Sunday, February 18, 2007

Sunday Dinner

Tom says:
We took a break from the restaurant today to cook Sunday dinner for Maureen's parents down in Massachusetts. Sunday dinner is something Maureen and I both grew up having. In today's over-scheduled world, though, this is a meal, that for most of us, exists only in fond memory--nostalgia even--except on the rare holiday that ends the weekend.

Z will serve lunch Mon-Fri only, but dinner every night of the week. On Sundays we plan to open a bit earlier and offer our own interpretation of Sunday Dinner: a fixed price, multi-course menu where items except for the entree choice are served family style. Because today's world is overscheduled. Because dining options are limited on Sundays. Because, as Maureen likes to say, if it weren't for Sunday Dinner, I might have been any number of things in this world instead of a chef/restaurateur.

Gazpacho? Check. Cheese straws? Check. Prime rib in the oven? Roasting away. My grandparents are arriving in an hour and I still need to set the table and arrange the centerpiece of roses from the garden.

“Mom!” I yell, “Jacki won’t leave me alone and get out of the way!” Jacki is my sister, younger by two years. It is four o'clock on a late-summer afternoon in 1978. I am 11 years old and in the final stages of preparing for my first Sunday Dinner party, what my family now calls my debut into the world of all things culinary. The menu?

Hors d’ouevres:
Cheddar cheese straws
Insalata de Arroz (rice salad)

Caesar Salad (prepared table side in the old-school style with raw eggs)

Roasted bone-in Prime Rib of Beef
Twice-baked Potatoes
Steamed Asparagus

Chocolate Cream Pie (my grandfather’s favorite)

My mother brought out her wedding china, the good silver. Is it any wonder I fell in love with every aspect of entertaining at such a young age?

My mother wasn't just your classic stay-at-home mom. She was the enigmatic product of an upper middle class upbringing and the earthy-crunchy movement that seemingly defined 1970s California. She made everything and still makes most things today from scratch--bread, yogurt, granola and jam--and she always used local, natural ingredients. Cookies? Never store bought. Cakes from the bakery were for people who were unmotivated. Looking back on this now, it's unbelievable to me that I used to complain about having hot muffins or fresh-fruit turnovers at breakfast while my friends had PopTarts. She even taught cooking classes to the neighborhood kids.

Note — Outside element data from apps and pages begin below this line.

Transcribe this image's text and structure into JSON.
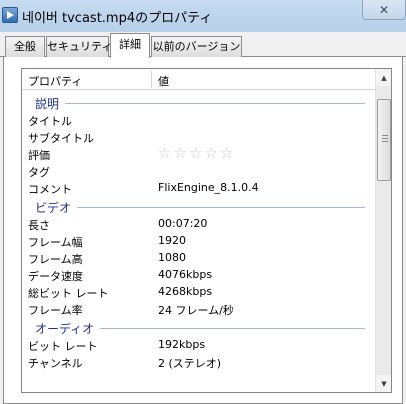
{
  "window": {
    "title": "네이버 tvcast.mp4のプロパティ",
    "close_glyph": "✕"
  },
  "tabs": [
    {
      "label": "全般"
    },
    {
      "label": "セキュリティ"
    },
    {
      "label": "詳細"
    },
    {
      "label": "以前のバージョン"
    }
  ],
  "active_tab": "詳細",
  "list": {
    "headers": {
      "property": "プロパティ",
      "value": "値"
    },
    "groups": {
      "description": {
        "label": "説明",
        "rows": [
          {
            "name": "タイトル",
            "value": ""
          },
          {
            "name": "サブタイトル",
            "value": ""
          },
          {
            "name": "評価",
            "value": "",
            "rating_stars": 0,
            "rating_max": 5
          },
          {
            "name": "タグ",
            "value": ""
          },
          {
            "name": "コメント",
            "value": "FlixEngine_8.1.0.4"
          }
        ]
      },
      "video": {
        "label": "ビデオ",
        "rows": [
          {
            "name": "長さ",
            "value": "00:07:20"
          },
          {
            "name": "フレーム幅",
            "value": "1920"
          },
          {
            "name": "フレーム高",
            "value": "1080"
          },
          {
            "name": "データ速度",
            "value": "4076kbps"
          },
          {
            "name": "総ビット レート",
            "value": "4268kbps"
          },
          {
            "name": "フレーム率",
            "value": "24 フレーム/秒"
          }
        ]
      },
      "audio": {
        "label": "オーディオ",
        "rows": [
          {
            "name": "ビット レート",
            "value": "192kbps"
          },
          {
            "name": "チャンネル",
            "value": "2 (ステレオ)"
          }
        ]
      }
    }
  },
  "icons": {
    "star": "☆",
    "scroll_up": "▲",
    "scroll_down": "▼"
  }
}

Dinner, however, is where my mother excelled and Sunday Dinner was her crown jewel. The leftovers from that dinner generated another 2-3 dinners that carried us through the first half of the week. Sunday's roast leg of lamb was curried with rice on Monday and turned into Scotch Barley Soup on Tuesday. Strangely enough, as good as Sunday dinner was, I always looked forward to these 'leftover meals' and it's the creativity she applied here that most strongly influences my menu recipes today.

That first dinner party wasn't exactly a success. Instead of a teaspoon of dry mustard in the rice salad, I used a tablespoon, but everyone, even my sister, overlooked the mistake (obviously I didn't and still don't seeing as I can recall the exact error almost 30 years later). But the Sunday Dinner I cooked yesterday--NY strip loin roast, sauteed brussel sprouts with maple-cured bacon, and pan-fried red bliss and yukon gold potatoes--that was a success. Maureen's mother said that one of the best parts about it was that she didn't have to make it. If that's your feeling about Sunday Dinner as well, then soon enough you'll be able to have our favorite meal of the week with us at Z. We, of course, look forward to serving you.

1 comment:

jacki@jacpat said...

Now my first attempt at a meal was not so successful. I set the kitchen on fire. Which might explain why I went into education instead of cooking.